The lottery is a game in which people pay for a chance to win a prize, often a large sum of money. The lottery is usually run by governments to raise funds for a variety of public purposes. The money raised by the lottery is used to pay for things like education and public services. People can also buy lottery tickets for a chance to win big money in sports events.
The history of lotteries dates back to ancient times. The practice was common in the Roman Empire — Nero loved them–and is attested to throughout the Bible, from casting lots for kingship to deciding who gets Jesus’ clothes after his crucifixion.
In modern times, the lottery has become a major source of state revenue. Its popularity grew in the immediate post-World War II period, as states began to provide a more generous social safety net and balancing that with a full array of services became increasingly difficult. As a result, the lottery came to be seen as a way of raising needed revenues without increasing taxes or cutting essential services, both of which would have been unpopular with voters.
But Cohen argues that the modern lottery is not a silver bullet for state budget woes, and that it’s also not nearly as harmless as it is popularly believed to be. To keep ticket sales robust, states must pay out a respectable percentage of the total prize pool in winnings. That reduces the amount that’s available for state revenue and to spend on things like education, which is supposedly the ostensible reason for the lottery in the first place.
Moreover, the sheer size of the prizes on offer can have troubling consequences. For example, the massive jackpots on offer can have a detrimental effect on economic mobility, encouraging people to believe that winning the lottery is their only way up. In addition, the ads that promote the games can reinforce this belief by portraying a life of luxury and opulence that the average person cannot achieve.
Another concern is that state lotteries aren’t above availing themselves of the psychology of addiction.

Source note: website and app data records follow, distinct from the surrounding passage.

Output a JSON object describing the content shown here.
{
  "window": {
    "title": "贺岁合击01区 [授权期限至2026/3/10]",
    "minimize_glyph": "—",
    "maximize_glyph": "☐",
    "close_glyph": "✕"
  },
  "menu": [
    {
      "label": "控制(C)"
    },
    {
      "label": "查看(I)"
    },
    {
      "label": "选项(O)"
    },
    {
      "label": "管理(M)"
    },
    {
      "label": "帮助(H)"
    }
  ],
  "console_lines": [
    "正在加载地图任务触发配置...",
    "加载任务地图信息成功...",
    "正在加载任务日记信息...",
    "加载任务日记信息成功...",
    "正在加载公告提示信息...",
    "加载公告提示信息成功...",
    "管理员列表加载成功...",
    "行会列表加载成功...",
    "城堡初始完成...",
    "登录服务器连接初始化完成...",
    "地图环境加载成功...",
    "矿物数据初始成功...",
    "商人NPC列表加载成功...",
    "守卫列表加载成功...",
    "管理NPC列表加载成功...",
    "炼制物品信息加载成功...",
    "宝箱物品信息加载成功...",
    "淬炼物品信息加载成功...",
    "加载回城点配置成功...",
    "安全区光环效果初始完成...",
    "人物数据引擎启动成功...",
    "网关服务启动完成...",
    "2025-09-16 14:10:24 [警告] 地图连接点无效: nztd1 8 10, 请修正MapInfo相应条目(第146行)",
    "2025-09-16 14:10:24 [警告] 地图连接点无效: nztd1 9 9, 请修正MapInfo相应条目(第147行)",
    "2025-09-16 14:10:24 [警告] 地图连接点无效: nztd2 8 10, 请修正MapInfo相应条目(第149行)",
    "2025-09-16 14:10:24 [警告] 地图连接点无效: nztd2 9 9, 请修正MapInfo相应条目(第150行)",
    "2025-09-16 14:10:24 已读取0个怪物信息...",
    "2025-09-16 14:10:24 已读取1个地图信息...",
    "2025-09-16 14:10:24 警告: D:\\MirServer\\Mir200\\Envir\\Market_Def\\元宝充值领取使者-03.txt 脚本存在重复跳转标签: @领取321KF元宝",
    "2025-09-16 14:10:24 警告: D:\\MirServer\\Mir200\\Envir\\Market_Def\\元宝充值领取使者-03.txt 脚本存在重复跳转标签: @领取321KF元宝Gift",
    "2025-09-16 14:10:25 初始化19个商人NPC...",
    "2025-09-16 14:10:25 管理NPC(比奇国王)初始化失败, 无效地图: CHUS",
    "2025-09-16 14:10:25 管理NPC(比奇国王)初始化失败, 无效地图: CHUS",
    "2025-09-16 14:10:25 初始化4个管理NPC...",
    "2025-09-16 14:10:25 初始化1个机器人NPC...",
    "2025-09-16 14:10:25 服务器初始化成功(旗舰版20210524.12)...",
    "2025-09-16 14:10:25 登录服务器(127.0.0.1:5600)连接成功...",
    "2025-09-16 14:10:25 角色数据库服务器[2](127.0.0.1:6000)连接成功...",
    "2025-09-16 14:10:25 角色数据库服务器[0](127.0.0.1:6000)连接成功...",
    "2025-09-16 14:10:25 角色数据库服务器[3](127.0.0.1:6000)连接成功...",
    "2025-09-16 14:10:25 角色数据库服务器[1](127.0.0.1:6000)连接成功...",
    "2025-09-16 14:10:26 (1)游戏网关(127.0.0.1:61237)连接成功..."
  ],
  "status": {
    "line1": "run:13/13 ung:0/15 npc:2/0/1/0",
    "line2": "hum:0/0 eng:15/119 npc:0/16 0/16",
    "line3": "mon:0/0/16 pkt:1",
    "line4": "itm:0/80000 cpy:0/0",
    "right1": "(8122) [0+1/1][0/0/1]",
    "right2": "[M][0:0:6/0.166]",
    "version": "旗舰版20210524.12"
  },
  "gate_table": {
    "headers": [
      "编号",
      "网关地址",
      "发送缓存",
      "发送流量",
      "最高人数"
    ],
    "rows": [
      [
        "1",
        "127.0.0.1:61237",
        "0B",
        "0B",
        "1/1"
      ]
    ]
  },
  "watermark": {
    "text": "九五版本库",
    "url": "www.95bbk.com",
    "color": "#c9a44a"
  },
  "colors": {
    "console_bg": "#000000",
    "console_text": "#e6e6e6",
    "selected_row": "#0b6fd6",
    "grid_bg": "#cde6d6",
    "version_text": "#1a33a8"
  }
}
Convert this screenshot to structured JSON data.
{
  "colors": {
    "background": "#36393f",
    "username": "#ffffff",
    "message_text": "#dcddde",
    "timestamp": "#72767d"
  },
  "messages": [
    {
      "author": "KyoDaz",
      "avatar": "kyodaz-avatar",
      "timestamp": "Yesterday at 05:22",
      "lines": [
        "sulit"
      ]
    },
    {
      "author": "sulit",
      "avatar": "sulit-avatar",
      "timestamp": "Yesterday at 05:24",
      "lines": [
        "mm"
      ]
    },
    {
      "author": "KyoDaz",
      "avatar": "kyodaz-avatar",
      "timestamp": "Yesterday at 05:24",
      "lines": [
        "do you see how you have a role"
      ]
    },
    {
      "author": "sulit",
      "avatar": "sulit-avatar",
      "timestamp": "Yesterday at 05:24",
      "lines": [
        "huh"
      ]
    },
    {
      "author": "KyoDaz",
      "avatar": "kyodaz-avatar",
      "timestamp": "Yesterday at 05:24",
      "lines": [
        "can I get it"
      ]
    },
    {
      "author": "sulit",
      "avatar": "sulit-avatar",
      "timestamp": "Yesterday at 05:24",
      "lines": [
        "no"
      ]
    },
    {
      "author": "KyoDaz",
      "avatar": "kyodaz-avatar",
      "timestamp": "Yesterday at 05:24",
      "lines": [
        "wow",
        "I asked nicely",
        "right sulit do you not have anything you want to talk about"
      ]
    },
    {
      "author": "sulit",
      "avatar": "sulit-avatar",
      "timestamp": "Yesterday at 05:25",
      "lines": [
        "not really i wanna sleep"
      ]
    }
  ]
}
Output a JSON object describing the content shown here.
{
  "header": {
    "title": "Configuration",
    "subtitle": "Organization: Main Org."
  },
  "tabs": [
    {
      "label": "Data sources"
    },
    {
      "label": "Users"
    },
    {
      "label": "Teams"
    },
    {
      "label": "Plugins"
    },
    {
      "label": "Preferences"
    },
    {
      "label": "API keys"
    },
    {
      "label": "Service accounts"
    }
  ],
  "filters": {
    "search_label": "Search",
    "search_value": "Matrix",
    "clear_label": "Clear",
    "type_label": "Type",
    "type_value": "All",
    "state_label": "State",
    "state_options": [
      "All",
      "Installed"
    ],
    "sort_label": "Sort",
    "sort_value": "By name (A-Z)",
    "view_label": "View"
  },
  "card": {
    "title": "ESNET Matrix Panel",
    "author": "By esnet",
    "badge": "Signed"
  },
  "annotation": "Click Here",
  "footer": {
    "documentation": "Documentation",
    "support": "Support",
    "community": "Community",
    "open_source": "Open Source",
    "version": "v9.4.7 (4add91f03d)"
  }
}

Everything from the design of the playslip to the math behind the numbers is designed to keep people buying tickets. This is nothing new; tobacco companies and video-game makers employ similar strategies.
In the end, a lot of people simply like to gamble. The dream of a big jackpot is an irresistible temptation. But there’s more going on here than that, and it has to do with the way we think about money. We live in a time of declining financial security, and this has given rise to a dangerously misguided fantasy. It’s an ugly underbelly of the lottery, and it’s worth exploring. This is an excellent video to use with kids & teens as part of a financial literacy curriculum.